The Minnesota Rules of Criminal Procedure provide methods for dealing with an incomplete transcript, calling for development of a statement of the case or proceedings that is approved by the trial court and becomes the record on appeal. Minn. R. Crim. P. 28.02, subds. 8-9; see also Minn. R. Civ. App. P. 110.03.
Appellant cites to Hoagland v. State, 518 N.W.2d 531 (Minn. 1994), to support his claim that the reversal of his convictions is required. In Hoagland, the Minnesota Supreme Court considered a case in which there was no transcript of a jury trial. The court reporter’s notes were never transcribed, and the court reporter destroyed the stenographic notes of the trial. Id. at 533. The district court denied Hoagland’s subsequent petition for postconviction relief. Id. at 532. Because the district court judge and defense counsel made potentially misleading statements to Hoagland about the appeal process, and because the death of the trial judge made it impossible to reconstruct the trial in a statement of the case, the supreme court determined that a new trial would be necessary unless the state would be unduly prejudiced by a retrial. Id. at 535, 537. Thus, the supreme court remanded the case to the district court to determine whether the state would be unduly prejudiced. Id. at 537. The court noted that if reconstruction of the record had been possible, the court would not have remanded the case for a determination of prejudice. Id. at 535.
Appellant has not shown that the prosecutor, appellant’s trial attorney, or the district court judge are unavailable to provide their recollection of what the judge said when instructing the jury. Appellant did not attempt to reconstruct the record, and he asserts no claim that the district court judge gave the jury improper instructions. Under these circumstances, appellant is not entitled to the reversal of his convictions.

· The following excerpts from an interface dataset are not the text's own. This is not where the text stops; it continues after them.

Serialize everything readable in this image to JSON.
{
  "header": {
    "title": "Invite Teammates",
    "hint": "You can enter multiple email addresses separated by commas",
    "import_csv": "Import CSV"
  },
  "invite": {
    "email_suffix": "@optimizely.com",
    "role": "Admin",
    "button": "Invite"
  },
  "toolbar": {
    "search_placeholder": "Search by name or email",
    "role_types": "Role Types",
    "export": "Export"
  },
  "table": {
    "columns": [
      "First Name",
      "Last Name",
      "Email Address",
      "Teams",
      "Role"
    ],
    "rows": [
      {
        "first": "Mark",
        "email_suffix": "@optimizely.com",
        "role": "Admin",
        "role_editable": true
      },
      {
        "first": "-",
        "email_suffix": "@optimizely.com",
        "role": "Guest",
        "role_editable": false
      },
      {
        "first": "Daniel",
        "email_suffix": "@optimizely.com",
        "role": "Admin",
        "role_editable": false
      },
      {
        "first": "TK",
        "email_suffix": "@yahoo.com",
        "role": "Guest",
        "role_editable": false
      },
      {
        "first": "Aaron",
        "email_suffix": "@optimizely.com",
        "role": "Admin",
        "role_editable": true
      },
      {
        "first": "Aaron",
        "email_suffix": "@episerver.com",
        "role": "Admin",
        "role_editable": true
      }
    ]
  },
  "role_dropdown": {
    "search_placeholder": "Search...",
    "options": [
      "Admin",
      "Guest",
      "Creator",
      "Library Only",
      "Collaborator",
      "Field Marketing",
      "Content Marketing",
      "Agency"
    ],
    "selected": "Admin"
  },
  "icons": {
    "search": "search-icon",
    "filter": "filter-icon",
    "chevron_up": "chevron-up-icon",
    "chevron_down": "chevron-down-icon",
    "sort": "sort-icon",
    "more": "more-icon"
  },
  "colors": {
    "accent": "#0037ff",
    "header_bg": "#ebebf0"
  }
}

Because the offenses of possession and manufacturing methamphetamine arose from the same behavioral incident, we reverse appellant’s sentence for possession. We also affirm appellant’s convictions because appellant has not shown the district court judge provided erroneous instructions to the jury and appellant failed to follow the proper procedure to reconstruct the missing part of the record.
Affirmed in part and reversed in part.
* Retired judges of the Minnesota Court of Appeals, serving by appointment pursuant to Minn. Const. art. VI, § 10.
 Appellant makes the additional argument that the district court erred in using the Hernandez method to increase his sentence for possessing methamphetamine from 98 months to 122 months. Because we conclude that the district court erred by sentencing appellant twice, we do not need to independently address the question of whether the district court erred by adding the criminal-history points for appellant’s manufacturing conviction to his criminal-history score before calculating appellant’s sentence for possession.